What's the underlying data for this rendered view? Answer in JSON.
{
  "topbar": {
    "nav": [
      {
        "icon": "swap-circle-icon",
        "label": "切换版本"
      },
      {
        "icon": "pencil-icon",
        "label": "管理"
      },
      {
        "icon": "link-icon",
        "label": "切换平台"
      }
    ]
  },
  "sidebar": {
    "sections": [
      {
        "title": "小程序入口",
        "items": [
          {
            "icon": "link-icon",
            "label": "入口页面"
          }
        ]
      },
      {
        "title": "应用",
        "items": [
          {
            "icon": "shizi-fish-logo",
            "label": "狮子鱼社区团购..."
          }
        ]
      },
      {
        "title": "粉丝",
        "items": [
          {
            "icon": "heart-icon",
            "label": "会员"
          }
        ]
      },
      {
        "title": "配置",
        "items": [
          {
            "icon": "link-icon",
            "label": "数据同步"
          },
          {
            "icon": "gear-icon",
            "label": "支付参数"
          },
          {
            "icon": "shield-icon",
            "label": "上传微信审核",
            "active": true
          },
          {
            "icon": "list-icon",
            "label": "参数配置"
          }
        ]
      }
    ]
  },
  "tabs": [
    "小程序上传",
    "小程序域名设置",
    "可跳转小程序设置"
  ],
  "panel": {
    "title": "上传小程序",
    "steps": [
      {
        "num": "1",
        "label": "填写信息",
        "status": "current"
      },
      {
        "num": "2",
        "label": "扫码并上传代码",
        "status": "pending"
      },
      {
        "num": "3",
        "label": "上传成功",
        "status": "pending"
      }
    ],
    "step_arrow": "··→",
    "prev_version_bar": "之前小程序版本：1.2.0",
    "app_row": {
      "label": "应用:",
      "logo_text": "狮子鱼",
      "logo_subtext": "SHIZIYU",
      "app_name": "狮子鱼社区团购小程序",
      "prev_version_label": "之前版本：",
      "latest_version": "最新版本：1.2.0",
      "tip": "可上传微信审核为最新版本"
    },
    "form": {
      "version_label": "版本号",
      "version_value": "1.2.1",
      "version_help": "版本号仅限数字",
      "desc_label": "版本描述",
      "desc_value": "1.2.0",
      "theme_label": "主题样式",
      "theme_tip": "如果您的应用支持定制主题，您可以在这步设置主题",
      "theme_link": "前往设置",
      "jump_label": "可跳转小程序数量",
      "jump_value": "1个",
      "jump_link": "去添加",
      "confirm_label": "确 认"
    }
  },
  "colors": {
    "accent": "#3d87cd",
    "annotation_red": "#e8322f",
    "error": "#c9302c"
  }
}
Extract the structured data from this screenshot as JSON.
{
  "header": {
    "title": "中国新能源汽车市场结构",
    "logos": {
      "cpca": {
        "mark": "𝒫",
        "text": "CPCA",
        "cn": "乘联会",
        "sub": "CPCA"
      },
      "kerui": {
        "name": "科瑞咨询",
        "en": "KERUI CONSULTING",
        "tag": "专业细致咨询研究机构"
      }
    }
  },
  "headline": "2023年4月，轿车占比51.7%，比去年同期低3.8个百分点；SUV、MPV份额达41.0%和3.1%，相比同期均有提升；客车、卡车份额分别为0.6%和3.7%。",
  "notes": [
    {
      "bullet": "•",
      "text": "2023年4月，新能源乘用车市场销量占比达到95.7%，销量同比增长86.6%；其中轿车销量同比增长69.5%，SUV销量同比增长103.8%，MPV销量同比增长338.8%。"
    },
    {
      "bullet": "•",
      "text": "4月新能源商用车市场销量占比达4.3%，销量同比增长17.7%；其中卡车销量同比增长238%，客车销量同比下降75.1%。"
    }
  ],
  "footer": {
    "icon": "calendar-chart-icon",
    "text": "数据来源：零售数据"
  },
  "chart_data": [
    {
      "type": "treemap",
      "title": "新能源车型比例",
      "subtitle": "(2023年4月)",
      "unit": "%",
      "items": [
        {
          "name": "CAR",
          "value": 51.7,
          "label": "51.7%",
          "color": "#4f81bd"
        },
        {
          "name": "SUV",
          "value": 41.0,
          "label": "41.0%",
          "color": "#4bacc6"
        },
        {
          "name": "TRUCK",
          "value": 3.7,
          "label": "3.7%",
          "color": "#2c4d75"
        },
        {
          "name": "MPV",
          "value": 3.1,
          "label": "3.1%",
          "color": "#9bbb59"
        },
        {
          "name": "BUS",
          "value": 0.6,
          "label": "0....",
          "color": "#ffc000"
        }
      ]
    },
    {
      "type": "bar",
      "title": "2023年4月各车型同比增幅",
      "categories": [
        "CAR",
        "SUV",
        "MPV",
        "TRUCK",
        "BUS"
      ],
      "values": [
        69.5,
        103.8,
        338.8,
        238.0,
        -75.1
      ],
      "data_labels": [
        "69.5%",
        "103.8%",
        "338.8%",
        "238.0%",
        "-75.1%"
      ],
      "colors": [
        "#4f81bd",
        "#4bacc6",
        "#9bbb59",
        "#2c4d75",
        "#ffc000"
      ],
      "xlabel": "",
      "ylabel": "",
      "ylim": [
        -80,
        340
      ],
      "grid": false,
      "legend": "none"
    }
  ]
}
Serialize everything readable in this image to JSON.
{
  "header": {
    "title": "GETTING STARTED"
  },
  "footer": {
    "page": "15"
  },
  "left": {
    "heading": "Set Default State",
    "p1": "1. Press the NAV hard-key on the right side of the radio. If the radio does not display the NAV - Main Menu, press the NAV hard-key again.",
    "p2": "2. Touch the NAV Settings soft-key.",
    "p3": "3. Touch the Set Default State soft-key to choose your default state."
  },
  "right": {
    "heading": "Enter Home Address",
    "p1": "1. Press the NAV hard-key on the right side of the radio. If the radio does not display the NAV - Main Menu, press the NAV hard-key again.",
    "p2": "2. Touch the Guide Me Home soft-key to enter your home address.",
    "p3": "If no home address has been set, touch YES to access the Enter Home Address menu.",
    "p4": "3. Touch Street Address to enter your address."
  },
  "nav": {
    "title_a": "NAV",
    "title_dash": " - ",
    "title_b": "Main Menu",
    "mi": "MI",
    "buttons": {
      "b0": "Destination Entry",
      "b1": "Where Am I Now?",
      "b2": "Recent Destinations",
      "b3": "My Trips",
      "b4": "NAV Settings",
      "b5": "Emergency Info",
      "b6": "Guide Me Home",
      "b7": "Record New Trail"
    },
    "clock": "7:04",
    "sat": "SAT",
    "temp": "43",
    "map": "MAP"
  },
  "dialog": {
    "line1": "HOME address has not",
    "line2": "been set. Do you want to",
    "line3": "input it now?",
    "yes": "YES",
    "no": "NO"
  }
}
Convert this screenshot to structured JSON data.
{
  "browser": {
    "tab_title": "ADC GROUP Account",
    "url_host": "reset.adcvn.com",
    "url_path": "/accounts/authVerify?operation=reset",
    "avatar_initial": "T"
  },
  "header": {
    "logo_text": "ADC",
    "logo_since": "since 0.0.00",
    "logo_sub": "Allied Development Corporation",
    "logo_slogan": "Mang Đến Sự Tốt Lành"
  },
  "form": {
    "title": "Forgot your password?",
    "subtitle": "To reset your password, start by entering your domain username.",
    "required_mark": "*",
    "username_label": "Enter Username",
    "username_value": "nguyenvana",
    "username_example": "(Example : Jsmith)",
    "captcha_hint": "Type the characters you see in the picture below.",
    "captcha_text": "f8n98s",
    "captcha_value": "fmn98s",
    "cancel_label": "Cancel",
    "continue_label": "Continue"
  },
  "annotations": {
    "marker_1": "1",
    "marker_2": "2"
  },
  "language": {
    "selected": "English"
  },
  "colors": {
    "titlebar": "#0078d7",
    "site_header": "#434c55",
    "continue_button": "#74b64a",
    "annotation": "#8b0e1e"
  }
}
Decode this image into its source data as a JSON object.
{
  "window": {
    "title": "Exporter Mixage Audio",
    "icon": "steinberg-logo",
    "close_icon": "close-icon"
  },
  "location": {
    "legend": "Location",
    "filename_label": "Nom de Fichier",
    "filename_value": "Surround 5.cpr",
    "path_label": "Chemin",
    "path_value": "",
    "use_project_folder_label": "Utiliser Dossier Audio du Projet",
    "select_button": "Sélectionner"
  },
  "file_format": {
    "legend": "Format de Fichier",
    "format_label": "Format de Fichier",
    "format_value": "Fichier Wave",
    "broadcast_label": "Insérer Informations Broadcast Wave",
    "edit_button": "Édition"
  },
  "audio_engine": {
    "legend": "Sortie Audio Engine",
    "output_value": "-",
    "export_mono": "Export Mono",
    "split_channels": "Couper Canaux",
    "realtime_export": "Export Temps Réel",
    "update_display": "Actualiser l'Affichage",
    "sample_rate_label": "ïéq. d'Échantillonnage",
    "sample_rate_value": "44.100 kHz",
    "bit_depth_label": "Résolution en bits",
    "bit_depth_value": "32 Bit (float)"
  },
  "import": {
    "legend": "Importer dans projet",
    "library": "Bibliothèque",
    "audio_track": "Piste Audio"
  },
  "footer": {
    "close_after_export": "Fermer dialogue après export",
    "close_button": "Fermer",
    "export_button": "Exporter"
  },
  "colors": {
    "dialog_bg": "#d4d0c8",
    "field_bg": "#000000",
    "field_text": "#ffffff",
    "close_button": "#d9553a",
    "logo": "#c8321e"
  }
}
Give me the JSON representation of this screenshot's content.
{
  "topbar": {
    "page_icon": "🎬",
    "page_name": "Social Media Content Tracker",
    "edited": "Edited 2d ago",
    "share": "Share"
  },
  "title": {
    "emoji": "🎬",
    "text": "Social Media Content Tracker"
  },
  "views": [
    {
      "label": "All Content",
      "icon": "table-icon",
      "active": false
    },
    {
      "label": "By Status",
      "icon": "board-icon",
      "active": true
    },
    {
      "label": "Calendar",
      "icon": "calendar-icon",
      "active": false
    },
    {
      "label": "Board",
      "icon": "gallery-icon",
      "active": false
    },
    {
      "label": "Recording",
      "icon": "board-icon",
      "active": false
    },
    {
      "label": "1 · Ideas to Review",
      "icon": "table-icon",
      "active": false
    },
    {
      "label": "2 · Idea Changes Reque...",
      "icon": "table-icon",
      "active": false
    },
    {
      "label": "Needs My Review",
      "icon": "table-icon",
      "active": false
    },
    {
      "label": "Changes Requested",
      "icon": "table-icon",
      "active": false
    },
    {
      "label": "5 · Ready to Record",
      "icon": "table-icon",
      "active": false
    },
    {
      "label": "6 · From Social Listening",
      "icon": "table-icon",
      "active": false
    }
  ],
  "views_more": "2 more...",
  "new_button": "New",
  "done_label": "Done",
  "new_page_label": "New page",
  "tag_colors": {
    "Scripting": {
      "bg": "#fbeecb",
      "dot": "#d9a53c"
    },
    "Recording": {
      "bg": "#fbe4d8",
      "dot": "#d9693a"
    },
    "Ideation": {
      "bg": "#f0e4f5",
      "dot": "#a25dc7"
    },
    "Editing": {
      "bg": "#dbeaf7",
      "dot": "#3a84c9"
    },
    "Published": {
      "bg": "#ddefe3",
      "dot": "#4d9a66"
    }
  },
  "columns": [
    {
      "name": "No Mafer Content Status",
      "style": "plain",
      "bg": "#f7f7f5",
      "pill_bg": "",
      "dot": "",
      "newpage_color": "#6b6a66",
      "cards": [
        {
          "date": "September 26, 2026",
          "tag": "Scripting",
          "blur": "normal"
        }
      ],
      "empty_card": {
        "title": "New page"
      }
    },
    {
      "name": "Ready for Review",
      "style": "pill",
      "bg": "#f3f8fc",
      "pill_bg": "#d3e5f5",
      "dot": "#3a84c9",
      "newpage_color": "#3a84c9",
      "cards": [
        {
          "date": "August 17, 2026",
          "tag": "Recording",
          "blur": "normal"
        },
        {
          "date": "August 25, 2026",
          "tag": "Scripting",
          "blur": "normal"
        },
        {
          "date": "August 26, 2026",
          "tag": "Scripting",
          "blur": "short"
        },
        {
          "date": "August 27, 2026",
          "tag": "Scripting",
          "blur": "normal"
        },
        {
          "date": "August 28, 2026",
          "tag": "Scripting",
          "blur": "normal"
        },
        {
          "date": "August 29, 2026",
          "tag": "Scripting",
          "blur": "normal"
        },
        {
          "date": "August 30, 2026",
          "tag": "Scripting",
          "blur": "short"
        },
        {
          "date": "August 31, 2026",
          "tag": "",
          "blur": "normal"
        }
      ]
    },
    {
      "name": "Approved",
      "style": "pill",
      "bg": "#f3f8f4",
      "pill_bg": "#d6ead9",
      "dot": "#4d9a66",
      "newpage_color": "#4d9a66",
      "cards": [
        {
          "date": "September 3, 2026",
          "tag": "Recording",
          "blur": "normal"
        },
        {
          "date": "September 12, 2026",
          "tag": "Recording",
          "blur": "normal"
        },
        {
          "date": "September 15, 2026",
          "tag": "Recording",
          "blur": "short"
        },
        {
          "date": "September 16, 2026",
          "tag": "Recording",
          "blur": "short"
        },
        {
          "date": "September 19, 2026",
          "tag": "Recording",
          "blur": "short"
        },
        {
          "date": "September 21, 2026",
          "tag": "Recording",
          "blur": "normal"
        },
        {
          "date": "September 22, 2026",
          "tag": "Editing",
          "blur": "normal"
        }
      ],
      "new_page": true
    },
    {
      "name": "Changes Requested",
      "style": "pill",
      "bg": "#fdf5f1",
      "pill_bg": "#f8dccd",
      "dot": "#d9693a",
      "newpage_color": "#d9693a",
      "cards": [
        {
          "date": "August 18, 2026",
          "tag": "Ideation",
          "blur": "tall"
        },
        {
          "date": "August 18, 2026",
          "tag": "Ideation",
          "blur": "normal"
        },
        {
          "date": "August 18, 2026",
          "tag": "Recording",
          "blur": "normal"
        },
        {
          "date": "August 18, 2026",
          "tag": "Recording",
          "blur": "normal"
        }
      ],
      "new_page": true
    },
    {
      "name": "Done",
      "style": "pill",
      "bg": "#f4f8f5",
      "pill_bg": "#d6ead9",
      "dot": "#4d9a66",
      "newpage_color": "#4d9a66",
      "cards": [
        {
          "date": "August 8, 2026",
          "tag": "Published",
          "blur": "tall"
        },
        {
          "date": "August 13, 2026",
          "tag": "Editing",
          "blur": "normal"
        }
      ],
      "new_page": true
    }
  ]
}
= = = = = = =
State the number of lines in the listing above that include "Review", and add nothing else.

3